WHAT THIS TASK INVOLVES ▸ Please return every line of the records below that contains the word "JSON".
START DATA
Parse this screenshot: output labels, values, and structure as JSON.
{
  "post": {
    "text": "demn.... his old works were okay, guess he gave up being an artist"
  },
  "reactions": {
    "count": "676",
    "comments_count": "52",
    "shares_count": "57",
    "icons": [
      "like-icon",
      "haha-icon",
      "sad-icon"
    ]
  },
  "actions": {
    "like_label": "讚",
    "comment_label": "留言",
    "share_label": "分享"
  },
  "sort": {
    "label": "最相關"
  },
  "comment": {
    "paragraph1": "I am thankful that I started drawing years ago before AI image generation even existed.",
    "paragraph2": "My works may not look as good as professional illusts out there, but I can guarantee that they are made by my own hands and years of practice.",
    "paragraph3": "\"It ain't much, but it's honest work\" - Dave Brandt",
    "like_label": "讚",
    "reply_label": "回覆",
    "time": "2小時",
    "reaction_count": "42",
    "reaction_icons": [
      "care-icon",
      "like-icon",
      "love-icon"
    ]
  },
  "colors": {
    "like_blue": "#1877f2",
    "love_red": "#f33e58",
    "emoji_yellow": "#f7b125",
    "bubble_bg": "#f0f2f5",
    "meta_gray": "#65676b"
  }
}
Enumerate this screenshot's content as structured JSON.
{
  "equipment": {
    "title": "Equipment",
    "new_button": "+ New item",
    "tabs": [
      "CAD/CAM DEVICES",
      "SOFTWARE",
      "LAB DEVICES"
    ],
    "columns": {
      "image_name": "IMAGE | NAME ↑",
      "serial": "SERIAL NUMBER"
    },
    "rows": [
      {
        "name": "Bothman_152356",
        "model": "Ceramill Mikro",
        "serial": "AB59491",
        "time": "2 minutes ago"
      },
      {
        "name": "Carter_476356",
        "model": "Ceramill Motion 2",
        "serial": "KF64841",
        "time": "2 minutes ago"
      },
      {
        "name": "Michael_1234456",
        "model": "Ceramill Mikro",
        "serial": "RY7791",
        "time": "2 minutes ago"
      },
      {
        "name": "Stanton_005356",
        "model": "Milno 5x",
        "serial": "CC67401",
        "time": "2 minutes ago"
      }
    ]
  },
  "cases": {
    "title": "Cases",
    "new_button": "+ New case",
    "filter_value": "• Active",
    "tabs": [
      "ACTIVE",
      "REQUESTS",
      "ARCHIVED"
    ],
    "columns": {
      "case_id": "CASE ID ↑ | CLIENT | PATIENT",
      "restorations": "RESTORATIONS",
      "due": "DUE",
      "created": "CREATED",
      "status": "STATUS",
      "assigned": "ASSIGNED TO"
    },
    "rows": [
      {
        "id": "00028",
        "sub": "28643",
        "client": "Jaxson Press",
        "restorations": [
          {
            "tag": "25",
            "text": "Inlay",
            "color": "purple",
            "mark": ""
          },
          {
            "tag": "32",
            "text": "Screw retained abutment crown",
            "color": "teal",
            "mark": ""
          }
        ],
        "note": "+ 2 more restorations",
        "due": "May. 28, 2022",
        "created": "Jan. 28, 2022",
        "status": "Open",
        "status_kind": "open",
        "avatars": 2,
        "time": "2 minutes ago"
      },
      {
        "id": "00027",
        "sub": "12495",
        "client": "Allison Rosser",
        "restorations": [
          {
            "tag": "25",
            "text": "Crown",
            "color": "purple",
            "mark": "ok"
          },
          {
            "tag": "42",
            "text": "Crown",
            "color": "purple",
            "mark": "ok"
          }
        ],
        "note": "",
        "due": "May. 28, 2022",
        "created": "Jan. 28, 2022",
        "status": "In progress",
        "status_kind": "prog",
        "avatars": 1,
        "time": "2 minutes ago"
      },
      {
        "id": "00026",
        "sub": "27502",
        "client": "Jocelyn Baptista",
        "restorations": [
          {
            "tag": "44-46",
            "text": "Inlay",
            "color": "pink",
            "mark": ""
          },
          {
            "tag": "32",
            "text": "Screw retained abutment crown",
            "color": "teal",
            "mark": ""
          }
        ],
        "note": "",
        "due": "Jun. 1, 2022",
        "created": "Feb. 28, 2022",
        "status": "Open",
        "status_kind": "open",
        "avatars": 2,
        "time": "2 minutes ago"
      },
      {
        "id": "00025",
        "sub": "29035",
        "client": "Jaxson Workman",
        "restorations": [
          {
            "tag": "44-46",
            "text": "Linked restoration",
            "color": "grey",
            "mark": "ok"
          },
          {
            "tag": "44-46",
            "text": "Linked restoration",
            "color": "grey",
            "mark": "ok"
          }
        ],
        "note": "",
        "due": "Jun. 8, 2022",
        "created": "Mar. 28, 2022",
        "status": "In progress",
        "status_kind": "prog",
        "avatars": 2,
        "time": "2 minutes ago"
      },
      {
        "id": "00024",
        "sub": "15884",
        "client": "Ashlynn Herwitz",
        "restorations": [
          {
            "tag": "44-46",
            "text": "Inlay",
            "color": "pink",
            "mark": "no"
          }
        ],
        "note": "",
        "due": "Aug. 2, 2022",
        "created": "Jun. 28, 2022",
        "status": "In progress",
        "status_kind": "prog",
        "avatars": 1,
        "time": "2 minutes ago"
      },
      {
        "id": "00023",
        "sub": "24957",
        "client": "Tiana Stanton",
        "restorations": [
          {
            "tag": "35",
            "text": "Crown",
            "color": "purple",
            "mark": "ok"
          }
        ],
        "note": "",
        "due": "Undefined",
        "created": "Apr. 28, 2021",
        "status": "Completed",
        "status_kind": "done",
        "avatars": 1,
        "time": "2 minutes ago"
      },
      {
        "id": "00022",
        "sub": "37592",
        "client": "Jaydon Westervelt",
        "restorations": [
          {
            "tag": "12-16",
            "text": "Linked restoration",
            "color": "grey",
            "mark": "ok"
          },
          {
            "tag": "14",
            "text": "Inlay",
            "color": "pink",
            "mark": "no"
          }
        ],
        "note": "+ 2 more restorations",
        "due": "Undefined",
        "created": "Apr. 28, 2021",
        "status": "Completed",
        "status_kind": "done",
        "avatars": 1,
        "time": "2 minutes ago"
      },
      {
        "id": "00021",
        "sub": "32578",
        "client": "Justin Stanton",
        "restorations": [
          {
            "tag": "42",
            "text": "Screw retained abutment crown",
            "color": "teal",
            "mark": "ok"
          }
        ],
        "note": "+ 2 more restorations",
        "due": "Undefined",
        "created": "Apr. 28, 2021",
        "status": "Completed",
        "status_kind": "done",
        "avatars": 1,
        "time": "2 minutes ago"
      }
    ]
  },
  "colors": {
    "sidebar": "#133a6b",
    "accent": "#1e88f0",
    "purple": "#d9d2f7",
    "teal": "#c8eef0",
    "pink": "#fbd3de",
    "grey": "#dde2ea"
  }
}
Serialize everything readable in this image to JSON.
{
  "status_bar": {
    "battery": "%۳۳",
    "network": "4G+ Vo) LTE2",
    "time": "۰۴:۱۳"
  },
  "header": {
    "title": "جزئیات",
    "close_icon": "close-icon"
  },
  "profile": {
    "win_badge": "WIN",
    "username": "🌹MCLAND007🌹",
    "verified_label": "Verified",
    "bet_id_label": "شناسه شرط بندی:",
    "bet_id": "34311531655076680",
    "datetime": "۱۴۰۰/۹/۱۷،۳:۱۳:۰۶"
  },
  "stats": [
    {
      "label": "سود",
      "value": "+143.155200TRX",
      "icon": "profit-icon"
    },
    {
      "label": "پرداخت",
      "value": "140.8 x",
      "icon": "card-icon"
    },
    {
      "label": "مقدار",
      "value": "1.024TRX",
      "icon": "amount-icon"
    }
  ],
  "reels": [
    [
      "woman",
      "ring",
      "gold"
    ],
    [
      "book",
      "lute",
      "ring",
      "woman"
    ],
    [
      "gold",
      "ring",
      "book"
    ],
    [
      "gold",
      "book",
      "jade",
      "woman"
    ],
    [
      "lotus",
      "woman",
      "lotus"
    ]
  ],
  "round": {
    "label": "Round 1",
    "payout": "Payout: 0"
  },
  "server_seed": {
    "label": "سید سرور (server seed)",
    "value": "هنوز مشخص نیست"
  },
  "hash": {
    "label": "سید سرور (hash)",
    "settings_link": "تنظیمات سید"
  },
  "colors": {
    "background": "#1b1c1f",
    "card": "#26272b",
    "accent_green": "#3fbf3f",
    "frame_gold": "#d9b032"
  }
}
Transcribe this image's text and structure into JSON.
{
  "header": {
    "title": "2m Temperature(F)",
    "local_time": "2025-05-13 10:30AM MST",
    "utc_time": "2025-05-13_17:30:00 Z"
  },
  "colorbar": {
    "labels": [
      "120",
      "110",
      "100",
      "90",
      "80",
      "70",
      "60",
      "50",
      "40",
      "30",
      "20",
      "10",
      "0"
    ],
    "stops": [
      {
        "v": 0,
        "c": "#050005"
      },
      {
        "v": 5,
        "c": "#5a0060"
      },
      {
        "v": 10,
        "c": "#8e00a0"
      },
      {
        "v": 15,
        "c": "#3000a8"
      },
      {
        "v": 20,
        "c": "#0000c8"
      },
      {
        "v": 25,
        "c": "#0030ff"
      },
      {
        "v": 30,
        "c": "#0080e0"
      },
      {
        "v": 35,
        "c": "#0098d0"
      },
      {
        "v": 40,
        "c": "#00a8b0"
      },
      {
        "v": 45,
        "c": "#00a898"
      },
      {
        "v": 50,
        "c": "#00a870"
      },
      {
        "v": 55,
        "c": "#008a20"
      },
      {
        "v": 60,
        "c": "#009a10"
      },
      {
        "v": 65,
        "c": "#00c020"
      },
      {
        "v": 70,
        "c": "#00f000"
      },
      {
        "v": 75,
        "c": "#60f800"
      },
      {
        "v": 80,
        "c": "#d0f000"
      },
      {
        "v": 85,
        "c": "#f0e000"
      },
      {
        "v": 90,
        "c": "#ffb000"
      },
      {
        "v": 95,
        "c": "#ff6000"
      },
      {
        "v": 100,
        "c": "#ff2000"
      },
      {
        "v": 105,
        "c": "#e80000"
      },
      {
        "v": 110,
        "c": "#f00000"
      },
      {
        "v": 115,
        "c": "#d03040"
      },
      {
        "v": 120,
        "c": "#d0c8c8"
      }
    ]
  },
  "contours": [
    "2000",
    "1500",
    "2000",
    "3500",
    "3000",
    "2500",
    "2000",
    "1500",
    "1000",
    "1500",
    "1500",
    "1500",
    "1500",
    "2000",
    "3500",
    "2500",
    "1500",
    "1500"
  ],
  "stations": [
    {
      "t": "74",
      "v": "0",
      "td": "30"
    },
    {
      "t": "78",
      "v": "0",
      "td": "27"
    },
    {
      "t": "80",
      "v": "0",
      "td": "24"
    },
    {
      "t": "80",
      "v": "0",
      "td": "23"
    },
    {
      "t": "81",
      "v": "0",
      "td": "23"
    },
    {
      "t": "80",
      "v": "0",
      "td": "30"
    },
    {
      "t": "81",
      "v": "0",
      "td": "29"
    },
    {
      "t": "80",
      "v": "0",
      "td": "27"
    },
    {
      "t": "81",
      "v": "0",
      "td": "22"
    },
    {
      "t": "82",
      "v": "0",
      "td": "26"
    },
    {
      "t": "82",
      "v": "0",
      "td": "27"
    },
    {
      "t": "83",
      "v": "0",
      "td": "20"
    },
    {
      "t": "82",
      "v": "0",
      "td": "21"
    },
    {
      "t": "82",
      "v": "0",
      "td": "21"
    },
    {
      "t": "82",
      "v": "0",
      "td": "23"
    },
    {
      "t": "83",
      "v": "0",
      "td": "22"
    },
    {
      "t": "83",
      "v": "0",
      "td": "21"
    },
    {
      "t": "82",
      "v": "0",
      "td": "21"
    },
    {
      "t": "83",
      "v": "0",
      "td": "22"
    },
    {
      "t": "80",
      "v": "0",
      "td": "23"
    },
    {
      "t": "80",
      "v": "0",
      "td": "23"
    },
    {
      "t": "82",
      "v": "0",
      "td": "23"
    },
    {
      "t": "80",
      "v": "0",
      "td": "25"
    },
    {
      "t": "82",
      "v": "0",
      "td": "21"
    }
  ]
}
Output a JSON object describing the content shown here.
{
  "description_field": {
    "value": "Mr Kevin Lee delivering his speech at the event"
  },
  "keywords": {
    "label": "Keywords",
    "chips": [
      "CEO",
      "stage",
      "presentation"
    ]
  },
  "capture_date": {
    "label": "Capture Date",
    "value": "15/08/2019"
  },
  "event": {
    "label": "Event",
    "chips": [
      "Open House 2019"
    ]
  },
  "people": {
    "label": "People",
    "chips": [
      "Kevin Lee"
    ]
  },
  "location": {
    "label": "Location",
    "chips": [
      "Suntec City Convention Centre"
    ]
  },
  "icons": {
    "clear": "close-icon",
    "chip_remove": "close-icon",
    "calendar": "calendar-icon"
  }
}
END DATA
OUTPUT FOR THIS EXERCISE ▸
Parse this screenshot: output labels, values, and structure as JSON.
Enumerate this screenshot's content as structured JSON.
Serialize everything readable in this image to JSON.
Transcribe this image's text and structure into JSON.
Output a JSON object describing the content shown here.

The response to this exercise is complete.